Laser speed guns have since downsized and shed weight and their manufacturers have cut prices. The cost of a laser speed has dipped below $3,000.
More importantly for the cops who use them, lasers are now all-weather speed measurement tools. Kustom Signals was first to offer "inclement weather mode" in the Pro Laser III, which can be fired from inside a warm police cruiser through the windshield. However, LTI now offers a similar technology with "gate short" and "gate long" settings to regulate minimum and maximum speed reporting distances, and Stalker countered with an inclement weather setting on the LZ-1. These settings tell the laser gun's computer to disregard any measurements for approximately the first 200 feet, clearing the windshield and snowflakes/mist in front of the gun.
Along with weather, the potential for jamming is a big concern for laser speed enforcement technology.

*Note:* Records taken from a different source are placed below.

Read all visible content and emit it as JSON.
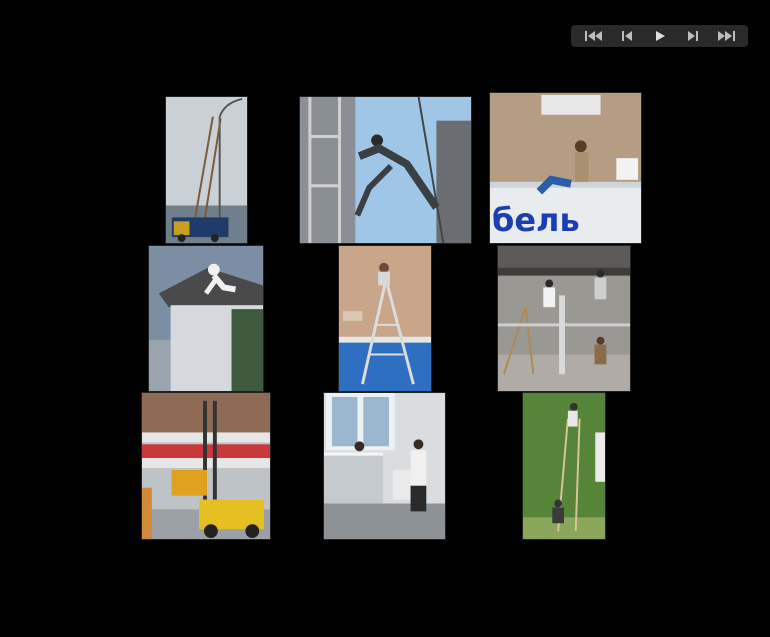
{
  "controls": {
    "buttons": [
      {
        "name": "first-button",
        "icon": "skip-first-icon"
      },
      {
        "name": "previous-button",
        "icon": "previous-icon"
      },
      {
        "name": "play-button",
        "icon": "play-icon"
      },
      {
        "name": "next-button",
        "icon": "next-icon"
      },
      {
        "name": "last-button",
        "icon": "skip-last-icon"
      }
    ],
    "icon_color": "#bdbdbd"
  },
  "gallery": {
    "photos": [
      {
        "subject": "ladder-on-truck-at-lamppost"
      },
      {
        "subject": "man-leaping-from-scaffold"
      },
      {
        "subject": "workers-on-storefront-sign",
        "sign_text": "бель"
      },
      {
        "subject": "man-on-roof-edge"
      },
      {
        "subject": "ladder-in-swimming-pool"
      },
      {
        "subject": "ladders-on-scaffold-under-roof"
      },
      {
        "subject": "forklift-lifting-forklift"
      },
      {
        "subject": "men-hanging-from-balcony"
      },
      {
        "subject": "ladder-against-hedge"
      }
    ]
  }
}
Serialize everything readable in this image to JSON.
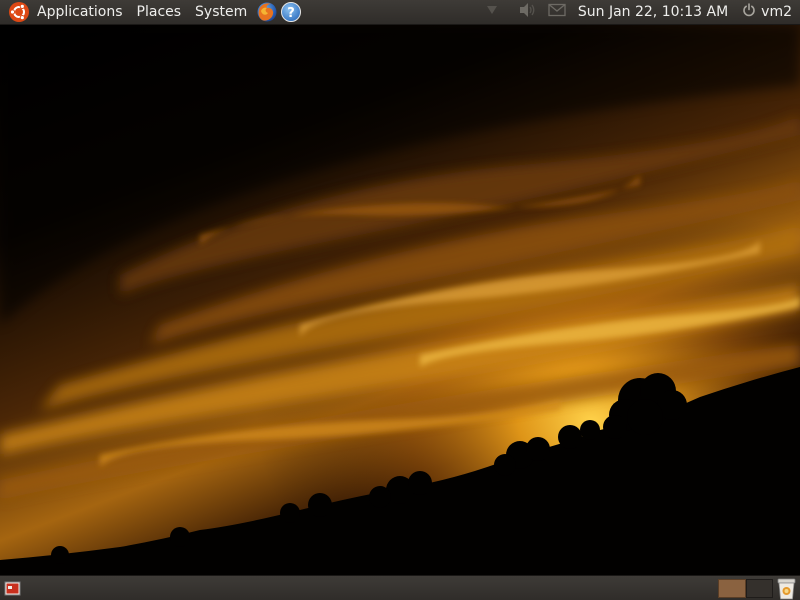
{
  "top_panel": {
    "menus": {
      "applications": "Applications",
      "places": "Places",
      "system": "System"
    },
    "launchers": [
      "firefox-icon",
      "help-icon"
    ],
    "tray": [
      "network-icon",
      "volume-icon",
      "mail-icon"
    ],
    "clock": "Sun Jan 22, 10:13 AM",
    "user": "vm2"
  },
  "bottom_panel": {
    "show_desktop": "show-desktop-icon",
    "workspaces": 2,
    "active_workspace": 1,
    "trash": "trash-icon"
  },
  "wallpaper": "sunset-clouds-silhouette",
  "colors": {
    "panel": "#3c3b37",
    "panel_text": "#eeeeec",
    "ubuntu_orange": "#dd4814",
    "workspace_active": "#8a6240"
  }
}
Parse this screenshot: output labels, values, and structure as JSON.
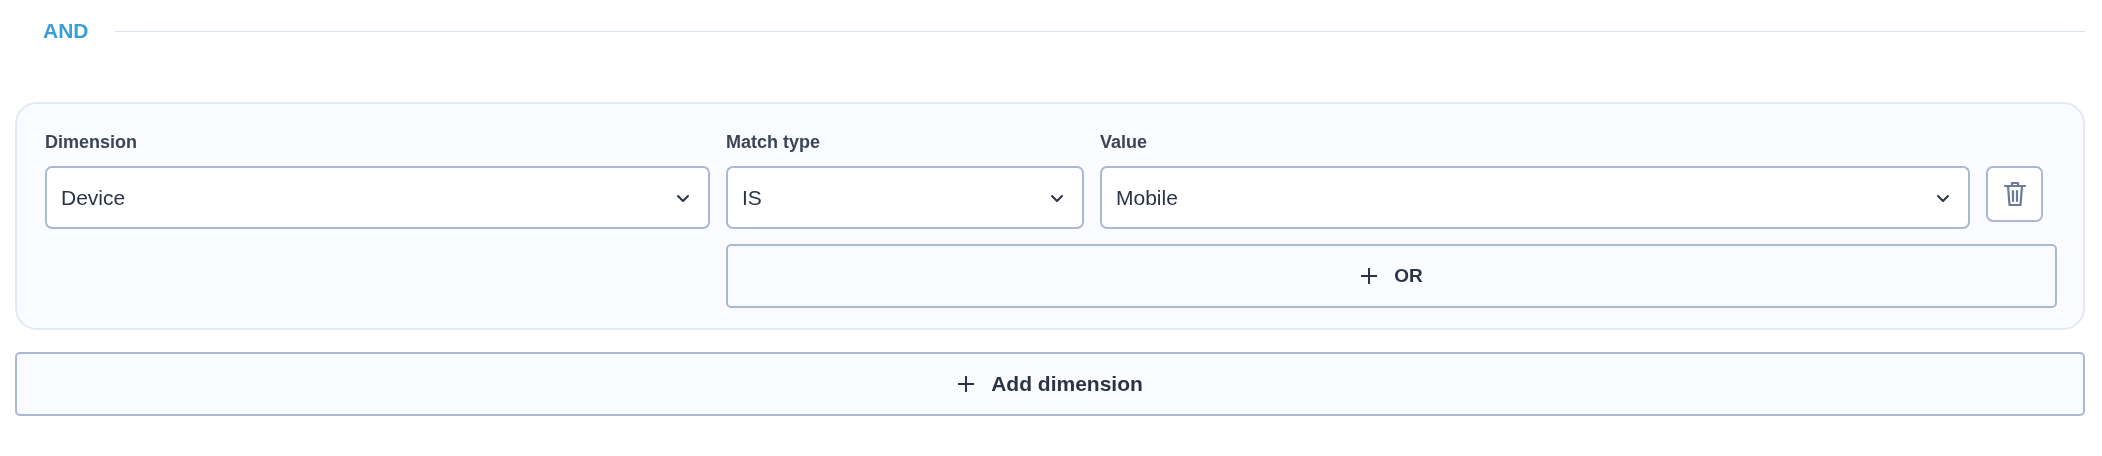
{
  "group_label": "AND",
  "condition": {
    "fields": [
      {
        "label": "Dimension",
        "value": "Device"
      },
      {
        "label": "Match type",
        "value": "IS"
      },
      {
        "label": "Value",
        "value": "Mobile"
      }
    ],
    "or_button": "OR"
  },
  "add_button": "Add dimension"
}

Laser jammers have entered the market because radar detectors with laser detection features have failed to provide any advanced warning to laser use. Although it is a federal felony to jam or attempt to jam a radar gun, there are no federal sanctions against jamming laser as it is controlled by the U.S. Food and Drug Administration. However, some states have passed legislation banning any type of jammer, i.e. California, Utah, Minnesota, Nebraska, Indiana, Virginia.

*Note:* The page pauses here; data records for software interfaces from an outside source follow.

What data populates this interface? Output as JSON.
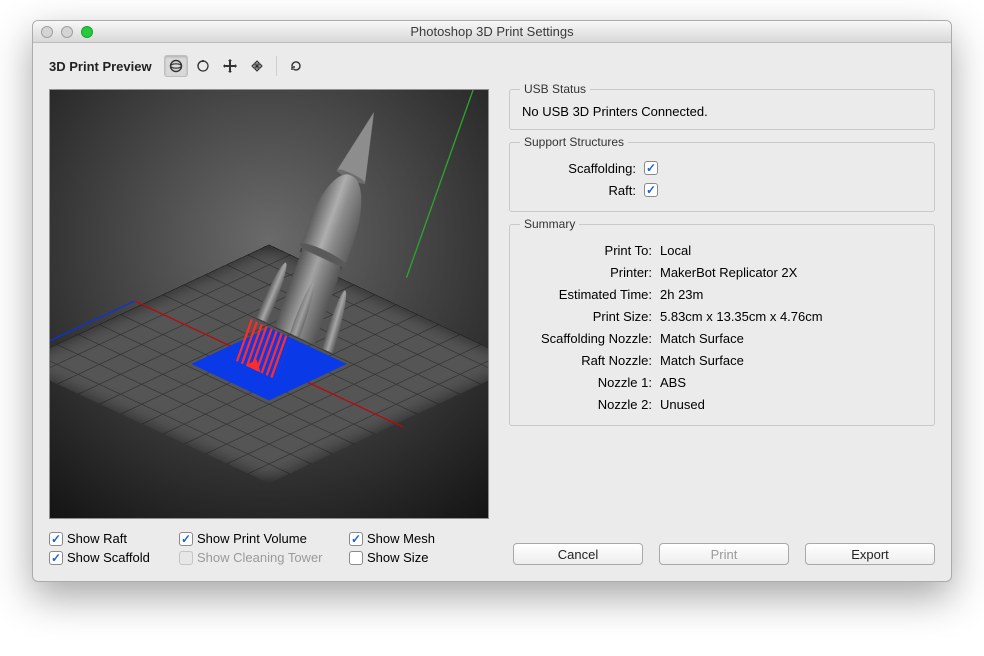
{
  "window": {
    "title": "Photoshop 3D Print Settings"
  },
  "toolbar": {
    "label": "3D Print Preview"
  },
  "left_checks": {
    "show_raft": "Show Raft",
    "show_print_volume": "Show Print Volume",
    "show_mesh": "Show Mesh",
    "show_scaffold": "Show Scaffold",
    "show_cleaning_tower": "Show Cleaning Tower",
    "show_size": "Show Size"
  },
  "groups": {
    "usb_title": "USB Status",
    "usb_message": "No USB 3D Printers Connected.",
    "support_title": "Support Structures",
    "scaffolding_label": "Scaffolding:",
    "raft_label": "Raft:",
    "summary_title": "Summary"
  },
  "summary": {
    "print_to_label": "Print To:",
    "print_to_value": "Local",
    "printer_label": "Printer:",
    "printer_value": "MakerBot Replicator 2X",
    "time_label": "Estimated Time:",
    "time_value": "2h 23m",
    "size_label": "Print Size:",
    "size_value": "5.83cm x 13.35cm x 4.76cm",
    "scaffold_nozzle_label": "Scaffolding Nozzle:",
    "scaffold_nozzle_value": "Match Surface",
    "raft_nozzle_label": "Raft Nozzle:",
    "raft_nozzle_value": "Match Surface",
    "nozzle1_label": "Nozzle 1:",
    "nozzle1_value": "ABS",
    "nozzle2_label": "Nozzle 2:",
    "nozzle2_value": "Unused"
  },
  "buttons": {
    "cancel": "Cancel",
    "print": "Print",
    "export": "Export"
  }
}
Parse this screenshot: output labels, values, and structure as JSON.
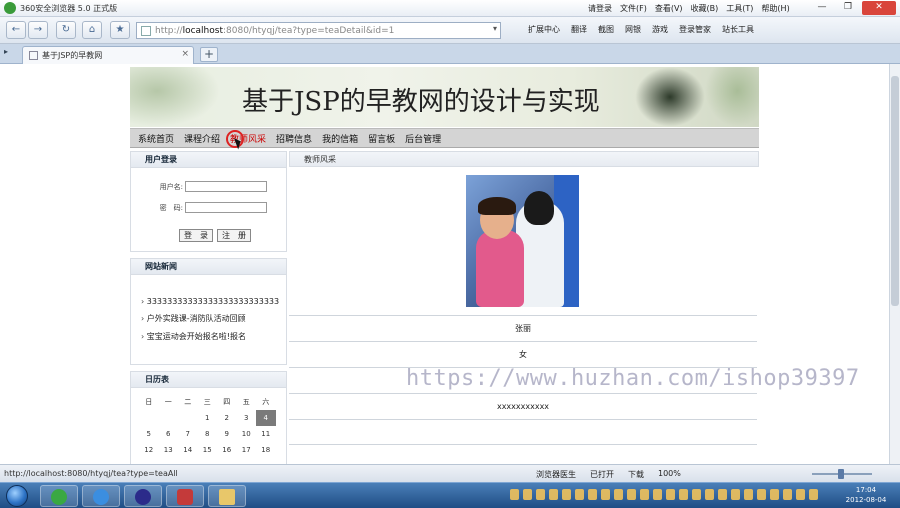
{
  "browser": {
    "title": "360安全浏览器 5.0 正式版",
    "menus": [
      "请登录",
      "文件(F)",
      "查看(V)",
      "收藏(B)",
      "工具(T)",
      "帮助(H)"
    ],
    "window_buttons": [
      "—",
      "❐",
      "✕"
    ],
    "nav_buttons": {
      "back": "←",
      "forward": "→",
      "refresh": "↻",
      "home": "⌂",
      "favorite": "★"
    },
    "address": {
      "proto": "http://",
      "host": "localhost",
      "path": ":8080/htyqj/tea?type=teaDetail&id=1"
    },
    "toolbar_right": [
      "扩展中心",
      "翻译",
      "截图",
      "网银",
      "游戏",
      "登录管家",
      "站长工具"
    ],
    "tab_label": "基于JSP的早教网",
    "status_url": "http://localhost:8080/htyqj/tea?type=teaAll",
    "status_right": [
      "浏览器医生",
      "已打开",
      "下载",
      "100%"
    ]
  },
  "site": {
    "banner_title": "基于JSP的早教网的设计与实现",
    "nav": [
      {
        "label": "系统首页"
      },
      {
        "label": "课程介绍"
      },
      {
        "label": "教师风采"
      },
      {
        "label": "招聘信息"
      },
      {
        "label": "我的信箱"
      },
      {
        "label": "留言板"
      },
      {
        "label": "后台管理"
      }
    ],
    "login": {
      "header": "用户登录",
      "username_label": "用户名:",
      "password_label": "密　码:",
      "login_button": "登　录",
      "register_button": "注　册"
    },
    "news": {
      "header": "网站新闻",
      "items": [
        "33333333333333333333333333",
        "户外实践课-消防队活动回顾",
        "宝宝运动会开始报名啦!报名"
      ]
    },
    "calendar": {
      "header": "日历表",
      "weekdays": [
        "日",
        "一",
        "二",
        "三",
        "四",
        "五",
        "六"
      ],
      "rows": [
        [
          "",
          "",
          "",
          "1",
          "2",
          "3",
          "4"
        ],
        [
          "5",
          "6",
          "7",
          "8",
          "9",
          "10",
          "11"
        ],
        [
          "12",
          "13",
          "14",
          "15",
          "16",
          "17",
          "18"
        ]
      ],
      "today": "4"
    },
    "main": {
      "header": "教师风采",
      "name": "张丽",
      "gender": "女",
      "blank": "",
      "desc": "xxxxxxxxxxx"
    }
  },
  "watermark": "https://www.huzhan.com/ishop39397",
  "taskbar": {
    "clock_time": "17:04",
    "clock_date": "2012-08-04"
  }
}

And of course, the manufacturers are working on jammer-defeating technologies. For example, LTI and Stalker models sense when they are being jammed and display jamming codes for their operators.
Paradise Valley, Arizona, led the nation in utilizing photo enforcement, as one of the first cities to implement photographic red light and speed enforcement. The Phoenix suburb's red light photo system was also the nation's first to label each photo with date, time, and speed. And the result has been a dramatic reduction in traffic fatalities and injuries.
Red light photo systems depend on trip mechanisms, imbedded road sensors, laser beams, etc., that activate when the traffic signal turns red. For example, in Mesa, Arizona, the intersection becomes active three-tenths of a second after the signals have turned to red. If a vehicle passes through the intersection after activation, the cameras click with accompanying illumination strobe, providing front and rear pictures of the vehicle's license plates and occupants.
The system does exactly what it's intended to do, catch people running red lights. But there are also some added bonuses. Mesa PD reports many stolen vehicles have been identified with photographic red light enforcement.
Carl Fors has more than 16 years of experience field testing radar and laser speed detection. He is president of Speed Measurement Laboratories Inc. (www.speedlabs.com), and he can be reached at firstname.lastname@example.org